> [What you will do]:
Quote all entries exactly, leaving pictures aside.

---------------

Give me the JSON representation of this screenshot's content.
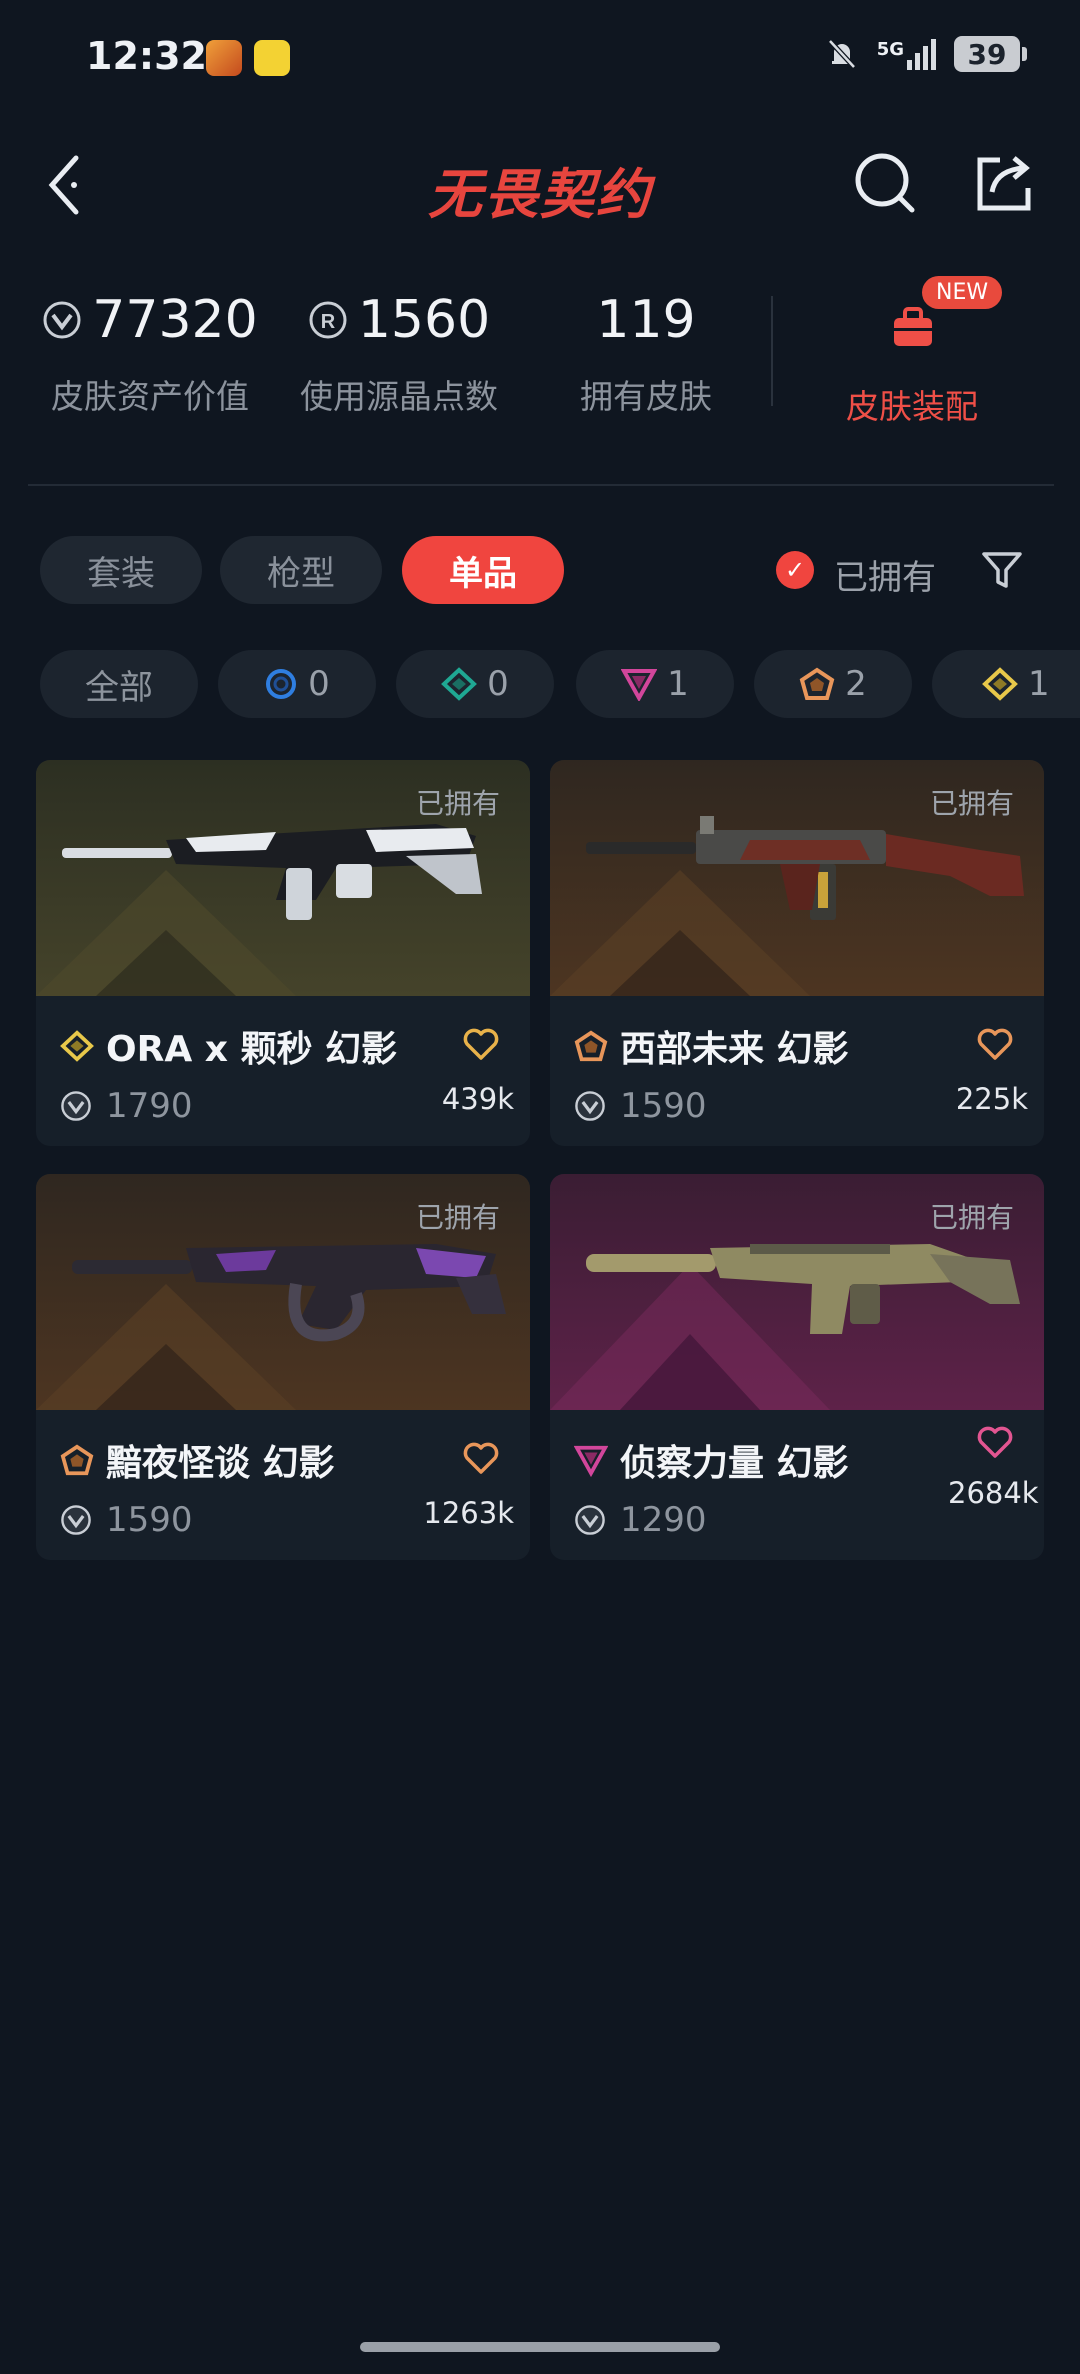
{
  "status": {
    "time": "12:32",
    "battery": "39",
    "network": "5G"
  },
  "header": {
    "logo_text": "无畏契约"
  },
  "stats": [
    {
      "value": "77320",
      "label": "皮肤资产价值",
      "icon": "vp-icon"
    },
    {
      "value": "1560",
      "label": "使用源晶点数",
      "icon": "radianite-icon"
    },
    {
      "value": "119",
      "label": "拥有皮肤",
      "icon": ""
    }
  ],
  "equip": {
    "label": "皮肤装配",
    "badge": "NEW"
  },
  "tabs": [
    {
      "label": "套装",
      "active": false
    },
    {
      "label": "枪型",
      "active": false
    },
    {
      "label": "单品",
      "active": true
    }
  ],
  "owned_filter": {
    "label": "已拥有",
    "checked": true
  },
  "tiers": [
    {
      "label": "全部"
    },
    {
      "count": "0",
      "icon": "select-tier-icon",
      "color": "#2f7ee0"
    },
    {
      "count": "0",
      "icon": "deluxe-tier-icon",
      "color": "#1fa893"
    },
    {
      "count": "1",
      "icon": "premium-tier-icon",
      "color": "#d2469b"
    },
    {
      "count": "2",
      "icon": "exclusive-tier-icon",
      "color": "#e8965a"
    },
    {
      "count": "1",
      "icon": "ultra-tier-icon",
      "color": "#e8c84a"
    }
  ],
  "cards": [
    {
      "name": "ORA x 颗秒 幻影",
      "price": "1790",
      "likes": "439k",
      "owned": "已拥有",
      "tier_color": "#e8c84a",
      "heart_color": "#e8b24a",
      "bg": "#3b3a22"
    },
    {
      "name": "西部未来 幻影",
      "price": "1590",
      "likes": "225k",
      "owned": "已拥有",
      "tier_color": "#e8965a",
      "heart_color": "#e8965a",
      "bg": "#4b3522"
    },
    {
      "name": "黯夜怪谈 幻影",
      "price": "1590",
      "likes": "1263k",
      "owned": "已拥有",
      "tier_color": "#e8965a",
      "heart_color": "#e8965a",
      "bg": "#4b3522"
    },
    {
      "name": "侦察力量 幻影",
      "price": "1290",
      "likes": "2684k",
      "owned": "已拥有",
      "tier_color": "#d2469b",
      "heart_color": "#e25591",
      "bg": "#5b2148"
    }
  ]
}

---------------

> [Result below]:
Give me the JSON representation of this screenshot's content.
{
  "status": {
    "time": "12:32",
    "battery": "39",
    "network": "5G"
  },
  "header": {
    "logo_text": "无畏契约"
  },
  "stats": [
    {
      "value": "77320",
      "label": "皮肤资产价值",
      "icon": "vp-icon"
    },
    {
      "value": "1560",
      "label": "使用源晶点数",
      "icon": "radianite-icon"
    },
    {
      "value": "119",
      "label": "拥有皮肤",
      "icon": ""
    }
  ],
  "equip": {
    "label": "皮肤装配",
    "badge": "NEW"
  },
  "tabs": [
    {
      "label": "套装",
      "active": false
    },
    {
      "label": "枪型",
      "active": false
    },
    {
      "label": "单品",
      "active": true
    }
  ],
  "owned_filter": {
    "label": "已拥有",
    "checked": true
  },
  "tiers": [
    {
      "label": "全部"
    },
    {
      "count": "0",
      "icon": "select-tier-icon",
      "color": "#2f7ee0"
    },
    {
      "count": "0",
      "icon": "deluxe-tier-icon",
      "color": "#1fa893"
    },
    {
      "count": "1",
      "icon": "premium-tier-icon",
      "color": "#d2469b"
    },
    {
      "count": "2",
      "icon": "exclusive-tier-icon",
      "color": "#e8965a"
    },
    {
      "count": "1",
      "icon": "ultra-tier-icon",
      "color": "#e8c84a"
    }
  ],
  "cards": [
    {
      "name": "ORA x 颗秒 幻影",
      "price": "1790",
      "likes": "439k",
      "owned": "已拥有",
      "tier_color": "#e8c84a",
      "heart_color": "#e8b24a",
      "bg": "#3b3a22"
    },
    {
      "name": "西部未来 幻影",
      "price": "1590",
      "likes": "225k",
      "owned": "已拥有",
      "tier_color": "#e8965a",
      "heart_color": "#e8965a",
      "bg": "#4b3522"
    },
    {
      "name": "黯夜怪谈 幻影",
      "price": "1590",
      "likes": "1263k",
      "owned": "已拥有",
      "tier_color": "#e8965a",
      "heart_color": "#e8965a",
      "bg": "#4b3522"
    },
    {
      "name": "侦察力量 幻影",
      "price": "1290",
      "likes": "2684k",
      "owned": "已拥有",
      "tier_color": "#d2469b",
      "heart_color": "#e25591",
      "bg": "#5b2148"
    }
  ]
}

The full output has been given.